Tony’s journey caps off a long-standing history of veterinary work which began in the late 1980s. Coming from a sheep and cattle farm in Wairarapa, Tony began his career in the Tokoroa District and he began attending to horses under the guidance of Wallie Niederer.  He moved to Taupō in 1997 and has been an official vet for ESNZ since 1994.  He retired from his practice in 2020, but his official ‘sideline’ has continued.

“When New Zealand started associating with the FEI, which I think was in the early 80s, there was no such thing as a qualification.   You were just appointed by virtue of being there.  I’d been doing the Taupō Three-Day [Event] with Wallie and going to a lot of Endurance rides around the country, and it just sort of became a ‘thing’.  

“So, what the FEI has been trying to do over the last 10 or 15 years, is gradually increase qualification component to get a uniform set of standards.  Now there are levels for the vets, judges, course designers and TDs etc. and they’re slowly ramping that up while increasing the requirements to attain the next level,” says Tony.

“It’s good for the sport.”

Tony’s time over the years has been equally split between Eventing and Endurance, and he also attends Dressage and Jumping events.  However, Endurance does seem to be his favourite discipline.

“If you go to a race day, then it’s all done and dusted in a flash and nine times out of ten you don’t see a lot of change in a horse.  However, if you go to an Endurance ride and watch those horses out all day, you really see some physiological change, it’s fascinating,” he says.

Tony enjoyed his time working in veterinary practice, retiring in 2020.

Highlights have included being in attendance when an Endurance team won the World Championship in 1998, and going to the Olympics in 2004.  However, the role doesn’t come without its challenges, he says.
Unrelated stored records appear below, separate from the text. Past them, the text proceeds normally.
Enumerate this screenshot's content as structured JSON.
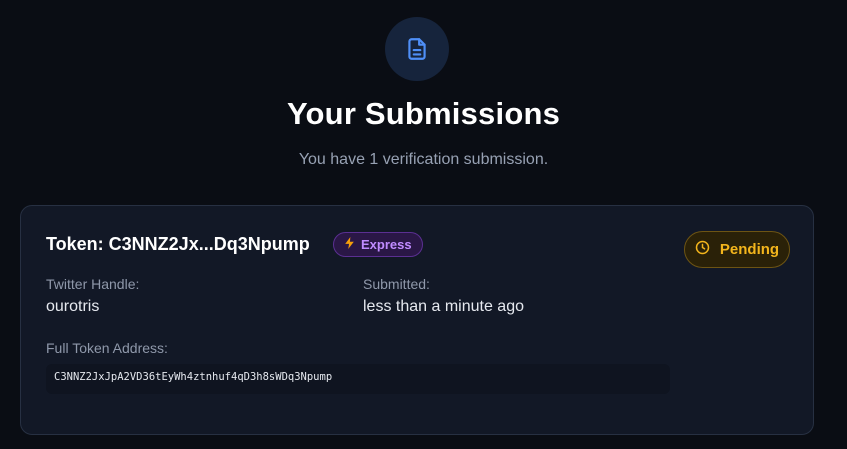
{
  "header": {
    "icon": "document-icon",
    "title": "Your Submissions",
    "subtitle": "You have 1 verification submission."
  },
  "submission": {
    "token_title": "Token: C3NNZ2Jx...Dq3Npump",
    "express_badge": "Express",
    "status": "Pending",
    "twitter_label": "Twitter Handle:",
    "twitter_value": "ourotris",
    "submitted_label": "Submitted:",
    "submitted_value": "less than a minute ago",
    "address_label": "Full Token Address:",
    "address_value": "C3NNZ2JxJpA2VD36tEyWh4ztnhuf4qD3h8sWDq3Npump"
  },
  "colors": {
    "background": "#0a0d14",
    "card": "#121826",
    "accent_blue": "#4f8ff7",
    "express_purple": "#c08cff",
    "pending_amber": "#f3b51c"
  }
}
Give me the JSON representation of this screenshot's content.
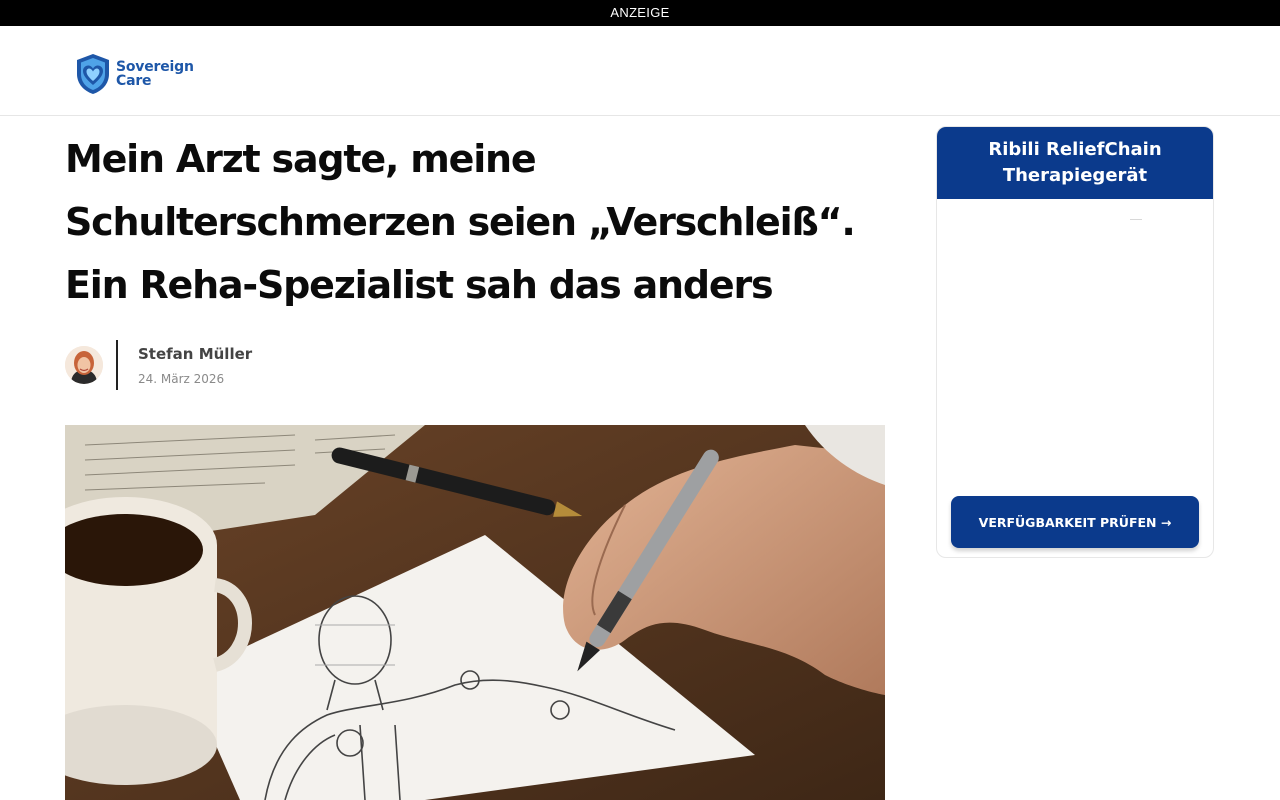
{
  "ad_banner": {
    "label": "ANZEIGE"
  },
  "header": {
    "logo": {
      "line1": "Sovereign",
      "line2": "Care",
      "icon": "heart-shield-icon",
      "color": "#1e57a8"
    }
  },
  "article": {
    "headline_lines": [
      "Mein Arzt sagte, meine",
      "Schulterschmerzen seien „Verschleiß“.",
      "Ein Reha-Spezialist sah das anders"
    ],
    "author": {
      "name": "Stefan Müller",
      "date": "24. März 2026"
    }
  },
  "sidebar": {
    "title": "Ribili ReliefChain Therapiegerät",
    "cta_label": "VERFÜGBARKEIT PRÜFEN →",
    "accent_color": "#0b3a8c"
  }
}
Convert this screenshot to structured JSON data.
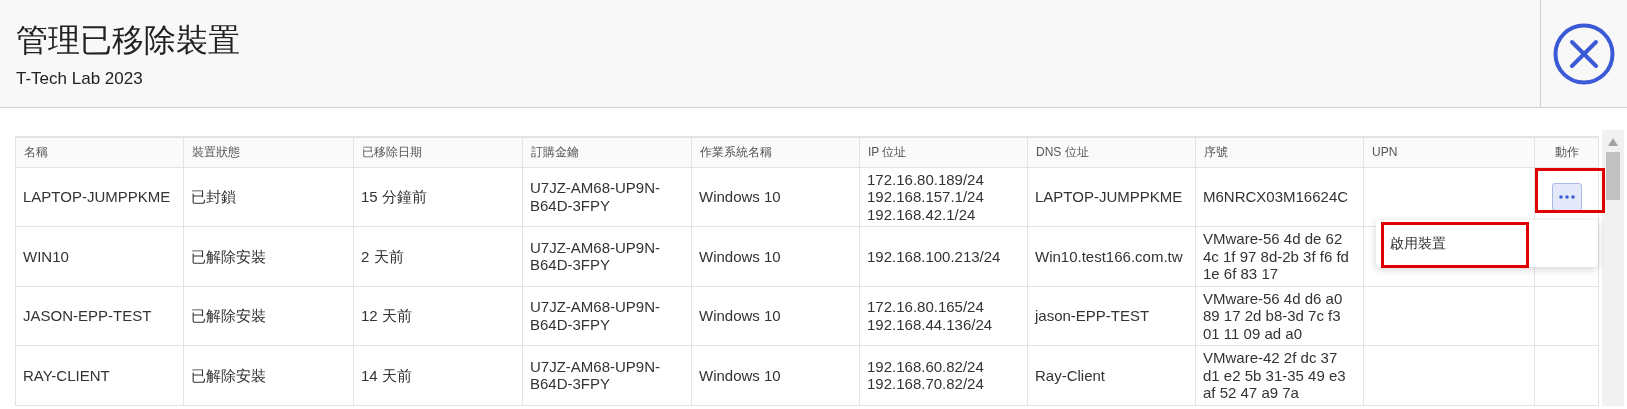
{
  "header": {
    "title": "管理已移除裝置",
    "subtitle": "T-Tech Lab 2023"
  },
  "table": {
    "columns": [
      "名稱",
      "裝置狀態",
      "已移除日期",
      "訂購金鑰",
      "作業系統名稱",
      "IP 位址",
      "DNS 位址",
      "序號",
      "UPN",
      "動作"
    ],
    "rows": [
      {
        "cells": [
          "LAPTOP-JUMPPKME",
          "已封鎖",
          "15 分鐘前",
          "U7JZ-AM68-UP9N-B64D-3FPY",
          "Windows 10",
          "172.16.80.189/24\n192.168.157.1/24\n192.168.42.1/24",
          "LAPTOP-JUMPPKME",
          "M6NRCX03M16624C",
          ""
        ],
        "action_button": {
          "expanded": true,
          "highlighted": true
        }
      },
      {
        "cells": [
          "WIN10",
          "已解除安裝",
          "2 天前",
          "U7JZ-AM68-UP9N-B64D-3FPY",
          "Windows 10",
          "192.168.100.213/24",
          "Win10.test166.com.tw",
          "VMware-56 4d de 62 4c 1f 97 8d-2b 3f f6 fd 1e 6f 83 17",
          ""
        ]
      },
      {
        "cells": [
          "JASON-EPP-TEST",
          "已解除安裝",
          "12 天前",
          "U7JZ-AM68-UP9N-B64D-3FPY",
          "Windows 10",
          "172.16.80.165/24\n192.168.44.136/24",
          "jason-EPP-TEST",
          "VMware-56 4d d6 a0 89 17 2d b8-3d 7c f3 01 11 09 ad a0",
          ""
        ]
      },
      {
        "cells": [
          "RAY-CLIENT",
          "已解除安裝",
          "14 天前",
          "U7JZ-AM68-UP9N-B64D-3FPY",
          "Windows 10",
          "192.168.60.82/24\n192.168.70.82/24",
          "Ray-Client",
          "VMware-42 2f dc 37 d1 e2 5b 31-35 49 e3 af 52 47 a9 7a",
          ""
        ]
      }
    ]
  },
  "action_menu": {
    "items": [
      {
        "label": "啟用裝置",
        "highlighted": true
      }
    ]
  }
}
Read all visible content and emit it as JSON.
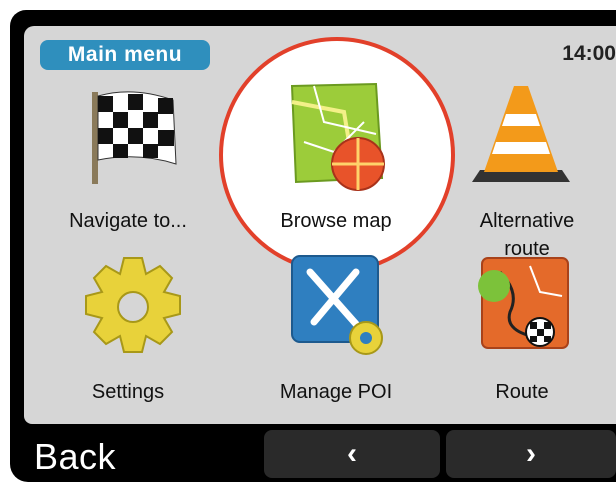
{
  "header": {
    "title": "Main menu",
    "time": "14:00"
  },
  "menu": {
    "items": [
      {
        "label": "Navigate to...",
        "icon": "checkered-flag-icon"
      },
      {
        "label": "Browse map",
        "icon": "map-icon"
      },
      {
        "label": "Alternative route",
        "icon": "traffic-cone-icon"
      },
      {
        "label": "Settings",
        "icon": "gear-icon"
      },
      {
        "label": "Manage POI",
        "icon": "fork-knife-gear-icon"
      },
      {
        "label": "Route",
        "icon": "route-map-icon"
      }
    ]
  },
  "footer": {
    "back_label": "Back",
    "prev_symbol": "‹",
    "next_symbol": "›"
  },
  "colors": {
    "title_tab": "#2f8fbd",
    "highlight": "#e2402a"
  }
}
“I don’t think I’ve had any disasters,” he laughs. 

“But the most challenging time that I’ve had was when the World Equestrian Games were held at two Asian countries that hadn’t really had an equestrian background, particularly in Indonesia.   So, working with the locals trying to get the whole thing up and running was interesting work.”

Tony says within New Zealand, the biggest challenge is getting vets to commit to the sport and keeping them interested in doing FEI weekends, and getting them involved in the education system.

“They’ve got to give up their weekends and it’s alright when they’re young and keen.  But then as they get a bit older and start to get busier with other things in their lives, it gets harder to retain their interest.”

He says the work of an official is worth the effort, and has enriched his life.

“From a personal point of view, it’s taken me places and I’ve met people that I would never have met.  And that’s not necessarily overseas, that’s even within New Zealand.  Endurance riding is usually in some out -of-the way place so you get to see parts of New Zealand you wouldn’t normally go to.  You meet a whole bunch of people that you get to know over time that – if you just had the weekend fishing or tramping or doing your gardening – you wouldn’t have got to meet.  Right now I could dial up a friend in a lot of places around the world,” says Tony.

Next week, Tony heads off to Turkey for the FEI National Head Vets Conference.  He will miss his 31st wedding anniversary.

“I’ll be in Conference all day but Lynne would have no one to tour with.  So as we were there last year, she is staying home.”

To keep his current status, he says he will have to go to a course every three years, and he is also a Course Director training other vets.  He loves every minute of it.